● What to do:
Gather each line containing the string "myFirstTestCase" from these entries.

======== Recorded data

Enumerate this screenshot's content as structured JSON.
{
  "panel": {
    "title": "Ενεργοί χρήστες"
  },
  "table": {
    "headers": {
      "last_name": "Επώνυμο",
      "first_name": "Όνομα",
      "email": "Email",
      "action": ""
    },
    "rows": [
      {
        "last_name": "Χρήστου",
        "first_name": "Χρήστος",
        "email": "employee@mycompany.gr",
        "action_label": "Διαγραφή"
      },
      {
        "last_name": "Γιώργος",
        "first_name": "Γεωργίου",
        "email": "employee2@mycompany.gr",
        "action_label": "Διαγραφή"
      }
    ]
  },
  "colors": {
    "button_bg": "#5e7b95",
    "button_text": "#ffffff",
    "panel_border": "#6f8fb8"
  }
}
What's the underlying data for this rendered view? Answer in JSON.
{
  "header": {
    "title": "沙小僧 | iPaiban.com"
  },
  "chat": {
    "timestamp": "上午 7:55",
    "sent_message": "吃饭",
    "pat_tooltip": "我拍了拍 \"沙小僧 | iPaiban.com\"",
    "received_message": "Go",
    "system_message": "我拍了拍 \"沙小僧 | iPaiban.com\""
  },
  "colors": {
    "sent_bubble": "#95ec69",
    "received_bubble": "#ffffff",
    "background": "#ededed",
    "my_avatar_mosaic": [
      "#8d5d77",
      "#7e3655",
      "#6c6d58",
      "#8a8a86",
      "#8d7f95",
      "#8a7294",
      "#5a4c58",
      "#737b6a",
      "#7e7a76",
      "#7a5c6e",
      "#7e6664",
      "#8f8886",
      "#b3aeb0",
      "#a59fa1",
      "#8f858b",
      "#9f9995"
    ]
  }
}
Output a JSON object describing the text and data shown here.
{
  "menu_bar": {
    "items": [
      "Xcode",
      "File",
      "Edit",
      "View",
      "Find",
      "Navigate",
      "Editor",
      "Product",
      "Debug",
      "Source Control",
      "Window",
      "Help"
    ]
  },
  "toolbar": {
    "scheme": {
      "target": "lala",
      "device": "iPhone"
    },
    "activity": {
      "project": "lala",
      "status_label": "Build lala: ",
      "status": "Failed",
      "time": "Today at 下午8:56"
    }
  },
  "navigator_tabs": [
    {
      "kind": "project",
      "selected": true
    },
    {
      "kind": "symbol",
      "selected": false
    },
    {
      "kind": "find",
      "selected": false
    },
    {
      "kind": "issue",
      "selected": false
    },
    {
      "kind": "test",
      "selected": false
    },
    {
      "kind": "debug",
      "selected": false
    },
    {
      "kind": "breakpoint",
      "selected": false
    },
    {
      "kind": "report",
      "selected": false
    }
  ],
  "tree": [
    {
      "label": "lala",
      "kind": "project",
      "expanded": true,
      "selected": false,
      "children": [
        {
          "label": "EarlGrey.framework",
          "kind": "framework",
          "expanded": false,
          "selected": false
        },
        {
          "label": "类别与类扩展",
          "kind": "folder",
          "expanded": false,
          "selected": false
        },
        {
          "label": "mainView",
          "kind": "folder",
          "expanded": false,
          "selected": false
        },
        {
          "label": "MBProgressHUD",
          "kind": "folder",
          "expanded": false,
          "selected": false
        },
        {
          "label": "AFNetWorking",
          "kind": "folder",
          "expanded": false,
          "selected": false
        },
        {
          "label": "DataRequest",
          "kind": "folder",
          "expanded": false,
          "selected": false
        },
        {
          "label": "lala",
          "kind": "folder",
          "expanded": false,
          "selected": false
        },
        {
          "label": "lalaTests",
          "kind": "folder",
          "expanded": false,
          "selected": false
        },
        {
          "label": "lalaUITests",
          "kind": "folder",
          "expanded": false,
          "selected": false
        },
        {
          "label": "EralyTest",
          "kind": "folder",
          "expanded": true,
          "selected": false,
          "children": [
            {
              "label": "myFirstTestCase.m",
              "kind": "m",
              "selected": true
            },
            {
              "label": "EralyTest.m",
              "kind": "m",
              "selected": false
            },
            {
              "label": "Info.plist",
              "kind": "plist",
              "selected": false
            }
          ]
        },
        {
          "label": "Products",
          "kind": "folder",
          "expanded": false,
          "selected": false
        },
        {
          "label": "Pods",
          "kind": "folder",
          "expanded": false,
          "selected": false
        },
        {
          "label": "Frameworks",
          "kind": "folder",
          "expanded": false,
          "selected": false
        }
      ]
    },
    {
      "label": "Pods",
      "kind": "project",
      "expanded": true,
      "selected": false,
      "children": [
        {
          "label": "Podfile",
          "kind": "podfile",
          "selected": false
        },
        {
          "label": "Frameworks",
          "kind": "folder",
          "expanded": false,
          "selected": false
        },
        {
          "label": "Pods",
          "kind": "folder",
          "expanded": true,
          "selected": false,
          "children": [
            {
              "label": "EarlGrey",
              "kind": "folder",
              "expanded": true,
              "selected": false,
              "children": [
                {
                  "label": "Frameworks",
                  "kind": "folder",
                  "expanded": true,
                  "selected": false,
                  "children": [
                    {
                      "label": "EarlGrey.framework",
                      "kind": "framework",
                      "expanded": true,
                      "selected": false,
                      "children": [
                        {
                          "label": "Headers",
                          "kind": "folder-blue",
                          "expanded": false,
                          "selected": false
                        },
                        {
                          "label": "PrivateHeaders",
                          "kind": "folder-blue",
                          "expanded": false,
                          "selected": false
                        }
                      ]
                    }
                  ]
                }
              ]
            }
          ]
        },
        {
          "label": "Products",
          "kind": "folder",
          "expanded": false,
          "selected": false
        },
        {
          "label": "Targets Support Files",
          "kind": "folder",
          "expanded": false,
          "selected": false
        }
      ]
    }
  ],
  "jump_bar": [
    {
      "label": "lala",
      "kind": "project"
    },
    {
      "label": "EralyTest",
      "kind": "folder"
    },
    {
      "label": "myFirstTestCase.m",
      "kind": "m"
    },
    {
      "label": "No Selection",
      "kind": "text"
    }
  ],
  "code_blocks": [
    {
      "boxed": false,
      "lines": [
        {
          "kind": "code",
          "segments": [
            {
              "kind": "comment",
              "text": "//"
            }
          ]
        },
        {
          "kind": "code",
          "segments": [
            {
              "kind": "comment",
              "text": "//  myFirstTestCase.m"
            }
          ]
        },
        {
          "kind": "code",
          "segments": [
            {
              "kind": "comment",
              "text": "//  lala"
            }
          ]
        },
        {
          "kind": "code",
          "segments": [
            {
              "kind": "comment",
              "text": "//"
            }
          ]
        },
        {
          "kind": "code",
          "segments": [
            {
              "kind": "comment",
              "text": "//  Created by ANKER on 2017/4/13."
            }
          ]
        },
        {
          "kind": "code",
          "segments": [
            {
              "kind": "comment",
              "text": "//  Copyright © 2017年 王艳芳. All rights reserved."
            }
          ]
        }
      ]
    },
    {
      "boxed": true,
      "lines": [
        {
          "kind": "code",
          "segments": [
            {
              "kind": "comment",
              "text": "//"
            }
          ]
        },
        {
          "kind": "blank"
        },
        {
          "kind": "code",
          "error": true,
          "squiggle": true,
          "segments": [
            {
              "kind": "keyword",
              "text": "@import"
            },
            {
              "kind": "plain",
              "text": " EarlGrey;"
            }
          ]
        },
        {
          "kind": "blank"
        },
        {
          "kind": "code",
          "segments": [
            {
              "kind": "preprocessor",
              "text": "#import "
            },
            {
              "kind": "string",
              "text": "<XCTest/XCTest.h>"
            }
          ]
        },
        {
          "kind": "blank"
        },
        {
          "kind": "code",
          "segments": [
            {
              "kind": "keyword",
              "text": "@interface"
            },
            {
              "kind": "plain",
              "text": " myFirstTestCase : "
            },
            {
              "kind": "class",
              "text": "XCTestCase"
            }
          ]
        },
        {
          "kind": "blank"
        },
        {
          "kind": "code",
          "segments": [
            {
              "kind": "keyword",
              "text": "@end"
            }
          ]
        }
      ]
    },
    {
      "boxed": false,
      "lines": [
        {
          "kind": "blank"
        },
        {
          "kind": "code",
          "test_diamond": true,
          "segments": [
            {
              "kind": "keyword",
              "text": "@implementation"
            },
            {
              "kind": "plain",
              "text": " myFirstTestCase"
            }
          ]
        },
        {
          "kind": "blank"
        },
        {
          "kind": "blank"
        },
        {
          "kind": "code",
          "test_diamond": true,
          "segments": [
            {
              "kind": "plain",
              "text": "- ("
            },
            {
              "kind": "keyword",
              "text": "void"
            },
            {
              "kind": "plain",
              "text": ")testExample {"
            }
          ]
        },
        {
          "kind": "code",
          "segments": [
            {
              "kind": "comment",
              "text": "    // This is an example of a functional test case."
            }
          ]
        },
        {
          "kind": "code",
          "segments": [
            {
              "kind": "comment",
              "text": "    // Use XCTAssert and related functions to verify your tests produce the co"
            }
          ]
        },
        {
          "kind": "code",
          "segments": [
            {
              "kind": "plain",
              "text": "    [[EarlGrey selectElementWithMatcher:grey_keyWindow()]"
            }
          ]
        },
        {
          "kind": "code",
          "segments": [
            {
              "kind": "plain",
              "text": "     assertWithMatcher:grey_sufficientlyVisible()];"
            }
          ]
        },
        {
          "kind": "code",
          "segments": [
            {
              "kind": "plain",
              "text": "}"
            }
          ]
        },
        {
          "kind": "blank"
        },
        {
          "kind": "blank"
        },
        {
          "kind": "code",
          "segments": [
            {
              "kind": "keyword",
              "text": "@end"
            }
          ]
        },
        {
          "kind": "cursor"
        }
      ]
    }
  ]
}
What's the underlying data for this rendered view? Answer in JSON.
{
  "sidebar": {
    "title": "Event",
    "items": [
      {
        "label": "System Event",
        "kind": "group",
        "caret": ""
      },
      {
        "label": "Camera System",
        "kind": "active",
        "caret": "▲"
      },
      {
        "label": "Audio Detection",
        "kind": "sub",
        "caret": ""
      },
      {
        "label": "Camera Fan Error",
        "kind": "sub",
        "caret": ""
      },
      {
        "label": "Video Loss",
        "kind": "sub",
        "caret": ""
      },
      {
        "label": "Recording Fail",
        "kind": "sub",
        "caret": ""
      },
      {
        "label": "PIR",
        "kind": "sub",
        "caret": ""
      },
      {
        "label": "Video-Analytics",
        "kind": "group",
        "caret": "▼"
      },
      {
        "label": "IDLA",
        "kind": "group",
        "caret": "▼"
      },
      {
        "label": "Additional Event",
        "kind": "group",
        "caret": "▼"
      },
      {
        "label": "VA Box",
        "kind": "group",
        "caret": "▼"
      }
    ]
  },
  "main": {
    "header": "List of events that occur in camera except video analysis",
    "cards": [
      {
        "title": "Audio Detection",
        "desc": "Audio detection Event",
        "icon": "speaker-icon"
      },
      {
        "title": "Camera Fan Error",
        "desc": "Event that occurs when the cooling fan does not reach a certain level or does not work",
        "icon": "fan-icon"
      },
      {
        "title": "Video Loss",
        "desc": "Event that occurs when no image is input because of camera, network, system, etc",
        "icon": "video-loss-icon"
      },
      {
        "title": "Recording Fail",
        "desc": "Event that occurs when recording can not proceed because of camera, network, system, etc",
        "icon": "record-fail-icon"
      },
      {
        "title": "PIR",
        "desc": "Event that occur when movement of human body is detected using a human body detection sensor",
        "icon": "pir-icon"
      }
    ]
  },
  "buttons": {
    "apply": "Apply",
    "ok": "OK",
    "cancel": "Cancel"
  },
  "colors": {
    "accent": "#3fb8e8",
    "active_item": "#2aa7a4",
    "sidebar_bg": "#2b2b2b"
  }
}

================

● Task output:
              "label": "myFirstTestCase.m",
      "label": "myFirstTestCase.m",
              "text": "//  myFirstTestCase.m"
              "text": " myFirstTestCase : "
              "text": " myFirstTestCase"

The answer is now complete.